Material is synonymous with Substance, and is anything made of matter - hydrogen, air and water are all examples of materials. Sometimes the term Material is used more narrowly to refer to substances or components with certain physical properties which are used as inputs to production or manufacturing. In this sense, materials are the pieces required to make something else, from buildings and art to stars and computers.

A material can be anything: a finished product in its own right or an unprocessed raw material. Raw materials are first extracted or harvested from the earth and divided into a form that can be easily transported and stored, then processed to produce semi-finished materials. These can be input into a new cycle of production and finishing processes to create finished materials, ready for distribution, construction, and consumption.
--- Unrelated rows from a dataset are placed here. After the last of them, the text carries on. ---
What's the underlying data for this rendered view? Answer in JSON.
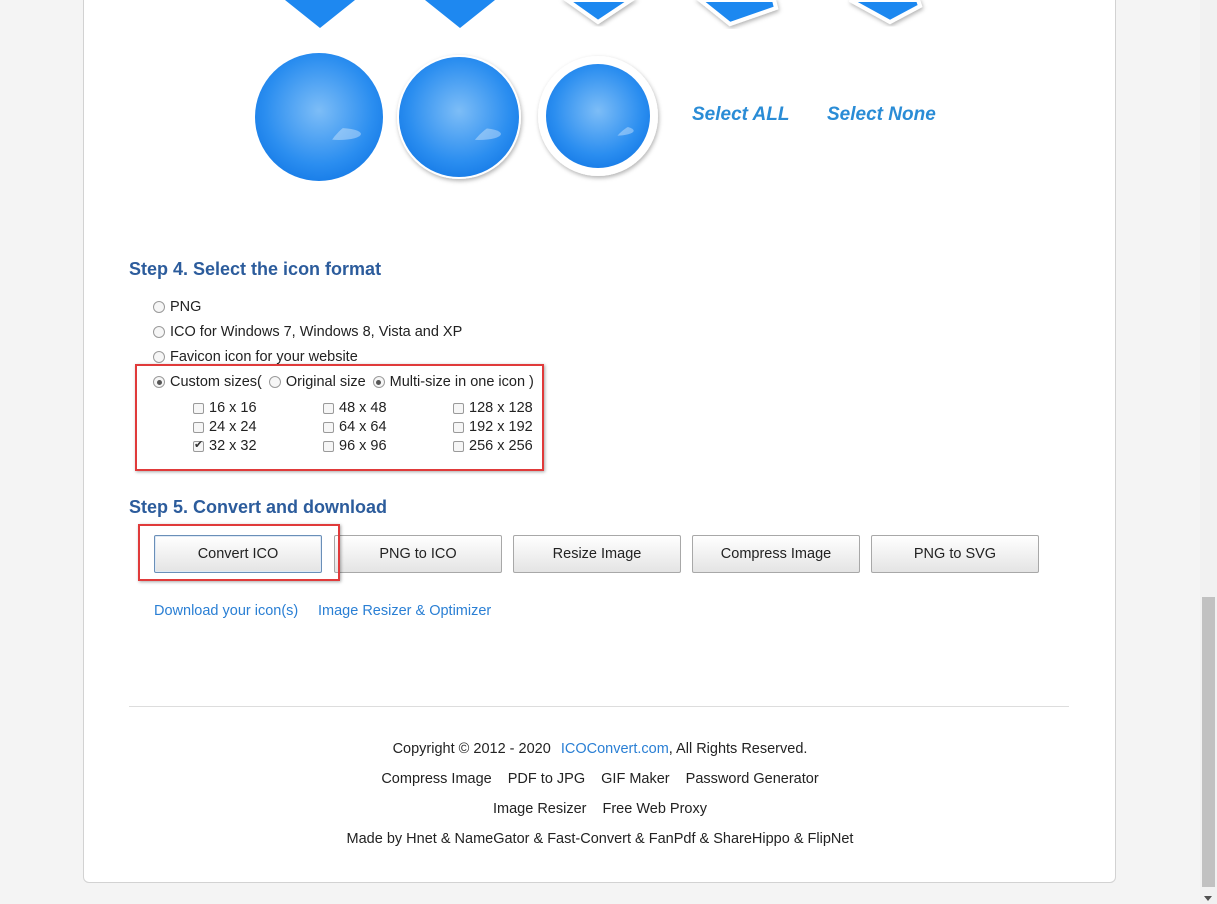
{
  "select_links": {
    "select_all": "Select ALL",
    "select_none": "Select None"
  },
  "step4": {
    "title": "Step 4. Select the icon format",
    "options": [
      {
        "label": "PNG",
        "selected": false
      },
      {
        "label": "ICO for Windows 7, Windows 8, Vista and XP",
        "selected": false
      },
      {
        "label": "Favicon icon for your website",
        "selected": false
      }
    ],
    "custom": {
      "label": "Custom sizes(",
      "selected": true,
      "original_size": {
        "label": "Original size",
        "selected": false
      },
      "multi_size": {
        "label": "Multi-size in one icon )",
        "selected": true
      }
    },
    "sizes": [
      {
        "label": "16 x 16",
        "checked": false
      },
      {
        "label": "24 x 24",
        "checked": false
      },
      {
        "label": "32 x 32",
        "checked": true
      },
      {
        "label": "48 x 48",
        "checked": false
      },
      {
        "label": "64 x 64",
        "checked": false
      },
      {
        "label": "96 x 96",
        "checked": false
      },
      {
        "label": "128 x 128",
        "checked": false
      },
      {
        "label": "192 x 192",
        "checked": false
      },
      {
        "label": "256 x 256",
        "checked": false
      }
    ]
  },
  "step5": {
    "title": "Step 5. Convert and download",
    "buttons": [
      "Convert ICO",
      "PNG to ICO",
      "Resize Image",
      "Compress Image",
      "PNG to SVG"
    ],
    "links": [
      "Download your icon(s)",
      "Image Resizer & Optimizer"
    ]
  },
  "footer": {
    "copyright_prefix": "Copyright © 2012 - 2020",
    "site": "ICOConvert.com",
    "rights": ", All Rights Reserved.",
    "links_row1": [
      "Compress Image",
      "PDF to JPG",
      "GIF Maker",
      "Password Generator"
    ],
    "links_row2": [
      "Image Resizer",
      "Free Web Proxy"
    ],
    "made_by": "Made by Hnet & NameGator & Fast-Convert & FanPdf & ShareHippo & FlipNet"
  },
  "colors": {
    "accent": "#2a8cd6",
    "heading": "#2c5c9c",
    "link": "#2a7fd4",
    "highlight": "#e03a3a",
    "icon_blue": "#1e88f0"
  }
}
An example of a raw material is cotton, which is harvested from plants, and can then be processed into thread (also considered a raw material), which can then be woven into cloth, a semi-finished material. Cutting and sewing the fabric turns it into a garment, which is a finished material. Steelmaking is another example—raw materials in the form of ore are mined, refined and processed into steel, a semi-finished material. Steel is then used as an input in many other industries to make finished products.

This text uses material from Wikipedia, licensed under CC BY-SA